What are conditions that therapy can help treat?
Some of the psychological disorders that psychotherapy can help treat include:
• Generalized anxiety disorder
• Major depressive disorder
• Posttraumatic Stress Disorder (PTSD)
• Bipolar disorder
• Post-partum depression
• Borderline-personality disorder
• Eating disorders
• Obsessive-compulsive disorder (OCD)
• Chronic pain
Therapy can also help people going through:
• Martial conflict & divorce
• Grief due to death of a loved one
• Low self-esteem
• Existential or identity crisis
• General life stress
We may not be struggling with any of these conditions or circumstances, but we all have inner material to work with. All humans have disowned shadows and unresolved traumas. Many of us experience occasional anxiety and depression. Psychotherapy can provide relief whether our issues are major impediments or mild irritants.
Psychotherapy is a process in which a therapist initiates an interaction that helps a client gain a deeper understanding of themselves and thus enables them to resolve inner conflicts.
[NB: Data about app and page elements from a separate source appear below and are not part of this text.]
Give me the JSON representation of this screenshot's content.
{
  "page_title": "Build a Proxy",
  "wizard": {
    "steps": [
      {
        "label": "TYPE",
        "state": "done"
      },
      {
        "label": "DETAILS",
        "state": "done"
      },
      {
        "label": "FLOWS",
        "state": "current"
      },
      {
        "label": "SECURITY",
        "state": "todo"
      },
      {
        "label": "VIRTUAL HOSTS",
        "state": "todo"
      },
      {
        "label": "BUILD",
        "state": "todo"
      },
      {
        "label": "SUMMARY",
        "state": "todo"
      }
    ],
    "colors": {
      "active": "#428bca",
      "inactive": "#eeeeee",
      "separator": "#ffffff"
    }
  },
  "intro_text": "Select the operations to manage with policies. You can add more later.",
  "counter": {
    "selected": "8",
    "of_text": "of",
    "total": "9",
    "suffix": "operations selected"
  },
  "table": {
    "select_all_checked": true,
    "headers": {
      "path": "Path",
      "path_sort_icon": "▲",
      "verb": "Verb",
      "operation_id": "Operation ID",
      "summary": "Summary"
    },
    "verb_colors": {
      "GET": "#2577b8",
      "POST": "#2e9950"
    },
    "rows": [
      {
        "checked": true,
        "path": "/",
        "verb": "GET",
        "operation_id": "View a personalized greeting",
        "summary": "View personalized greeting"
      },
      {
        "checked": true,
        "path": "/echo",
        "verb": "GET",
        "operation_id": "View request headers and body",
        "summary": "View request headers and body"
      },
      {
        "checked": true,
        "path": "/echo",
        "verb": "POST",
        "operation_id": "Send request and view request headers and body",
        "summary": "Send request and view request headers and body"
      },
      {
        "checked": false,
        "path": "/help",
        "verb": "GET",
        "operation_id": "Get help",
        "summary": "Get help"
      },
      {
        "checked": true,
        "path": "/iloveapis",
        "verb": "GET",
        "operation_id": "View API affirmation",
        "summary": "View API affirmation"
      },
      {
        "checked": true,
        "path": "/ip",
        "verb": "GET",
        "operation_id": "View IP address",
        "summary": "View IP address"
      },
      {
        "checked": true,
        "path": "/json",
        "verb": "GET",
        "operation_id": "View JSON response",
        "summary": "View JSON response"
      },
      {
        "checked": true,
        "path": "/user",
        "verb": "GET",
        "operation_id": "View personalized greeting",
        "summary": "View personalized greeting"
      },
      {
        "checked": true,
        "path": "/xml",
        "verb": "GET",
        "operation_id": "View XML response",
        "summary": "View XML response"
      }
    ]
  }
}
While those struggling with serious mental health issues may have a greater need for therapy, even those without psychological disorders can benefit from it. Psychotherapy works by providing a space in which a client feels safe enough to share their innermost experience. Another way to understand psychotherapy is as a process of improving communication. As different parts of our psyche come into alignment, we find that our communication with others also improves.
There are many different types of psychotherapies such as Psychodynamic therapy, Cognitive-behavioral therapy(CBT), Interpersonal therapy (IPT), Existential Therapy, Eye Movement Desensitization Reprocessing (EMDR), Somatic Experiencing, Internal Family Systems (IFS), and Integrative Therapy. Each therapeutic modality has a different approach and specialty.
Before we can start therapy we must find a psychotherapist that is right for us. When choosing a psychotherapist, we want to consider both the modality they use and if they specialize in the condition or issue we are trying to resolve. Yet what is most important in our selection process is finding a therapist with which we have mutual respect and rapport. We can gauge this by booking consultations with several therapists and seeing with whom we have the greatest connection.
Psychotherapy can help resolve many psychological disorders such as generalized anxiety disorder, major depressive disorder, posttraumatic Stress Disorder (PTSD), bipolar disorder, post-partum depression, borderline personality disorder, eating disorders, obsessive-compulsive disorder (OCD), chronic pain, and addiction. It can also helo people going through marital conflicts & divorce, grief due to the death of a loved one, low self-esteem, existential or identity crisis, and general life stress. Even if we aren’t struggling with these specific conditions or circumstances, psychotherapy can prove beneficial. All humans have disowned shadows, unresolved traumas, and experience occasional anxiety and depression. Therefore, psychotherapy can help us all discover deeper levels of growth, healing, and wholeness.